Background: In vitro data suggest that changes in myocardial substrate metabolism may contribute to impaired myocardial function in diabetic cardiomyopathy (DCM). The purpose of the present study was to study in a rat model of early DCM, in vivo changes in myocardial substrate metabolism and their association with myocardial function.

Methods: Zucker diabetic fatty (ZDF) and Zucker lean (ZL) rats underwent echocardiography followed by [11C]palmitate positron emission tomography (PET) under fasting, and [18F]-2-fluoro-2-deoxy-D-glucose PET under hyperinsulinaemic euglycaemic clamp conditions. Isolated cardiomyocytes were used to determine isometric force development.

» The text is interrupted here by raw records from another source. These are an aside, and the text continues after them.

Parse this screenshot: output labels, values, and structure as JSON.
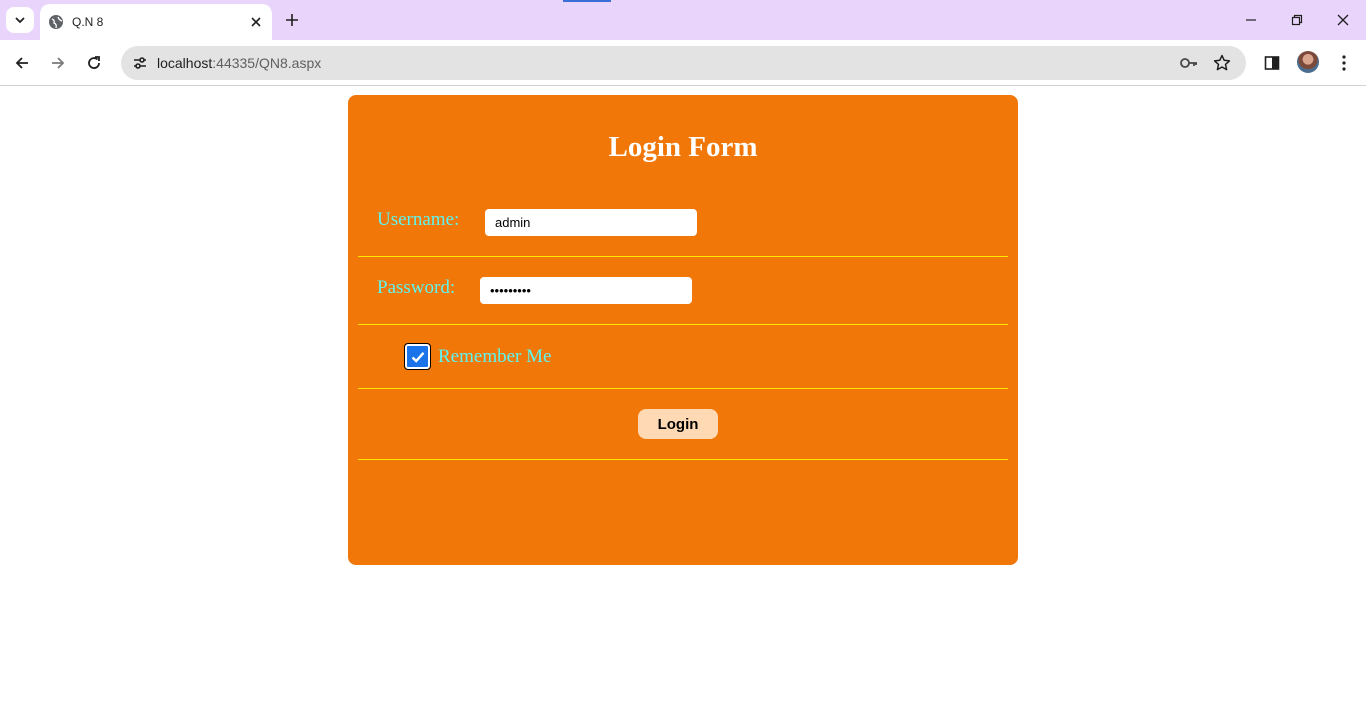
{
  "browser": {
    "tab_title": "Q.N 8",
    "url_host": "localhost",
    "url_path": ":44335/QN8.aspx"
  },
  "icons": {
    "tab_search": "chevron-down-icon",
    "favicon": "globe-icon",
    "tab_close": "close-icon",
    "new_tab": "plus-icon",
    "back": "back-arrow-icon",
    "forward": "forward-arrow-icon",
    "reload": "reload-icon",
    "site_info": "tune-icon",
    "password_key": "key-icon",
    "bookmark": "star-icon",
    "side_panel": "side-panel-icon",
    "menu": "kebab-menu-icon"
  },
  "form": {
    "title": "Login Form",
    "username_label": "Username:",
    "username_value": "admin",
    "password_label": "Password:",
    "password_value": "•••••••••",
    "remember_label": "Remember Me",
    "remember_checked": true,
    "login_label": "Login"
  },
  "colors": {
    "card_bg": "#f07708",
    "label_text": "#5ff5ee",
    "divider": "#ffe600",
    "button_bg": "#ffd9b3",
    "checkbox_fill": "#1a73e8",
    "tabstrip_bg": "#e9d5fb"
  }
}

Results: PET data showed a 66% decrease in insulin-mediated myocardial glucose utilisation and a 41% increase in fatty acid (FA) oxidation in ZDF vs. ZL rats (both p < 0.05). Echocardiography showed diastolic and systolic dysfunction in ZDF vs. ZL rats, which was paralleled by a significantly decreased maximal force (68%) and maximal rate of force redevelopment (69%) of single cardiomyocytes. Myocardial functional changes were significantly associated with whole-body insulin sensitivity and decreased myocardial glucose utilisation. ZDF hearts showed a 68% decrease in glucose transporter-4 mRNA expression (p < 0.05), a 22% decrease in glucose transporter-4 protein expression (p = 0.10), unchanged levels of pyruvate dehydrogenase kinase-4 protein expression, a 57% decreased phosphorylation of AMP activated protein kinase alpha1/2 (p < 0.05) and a 2.4-fold increased abundance of the FA transporter CD36 to the sarcolemma (p < 0.01) vs. ZL hearts, which are compatible with changes in substrate metabolism. In ZDF vs. ZL hearts a 2.4-fold reduced insulin-mediated phosphorylation of Akt was found (p < 0.05).

Conclusion: Using PET and echocardiography, we found increases in myocardial FA oxidation with a concomitant decrease of insulin-mediated myocardial glucose utilisation in early DCM. In addition, the latter was associated with impaired myocardial function. These in vivo data expand previous in vitro findings showing that early alterations in myocardial substrate metabolism contribute to myocardial dysfunction.

Show MeSH
Related in: MedlinePlus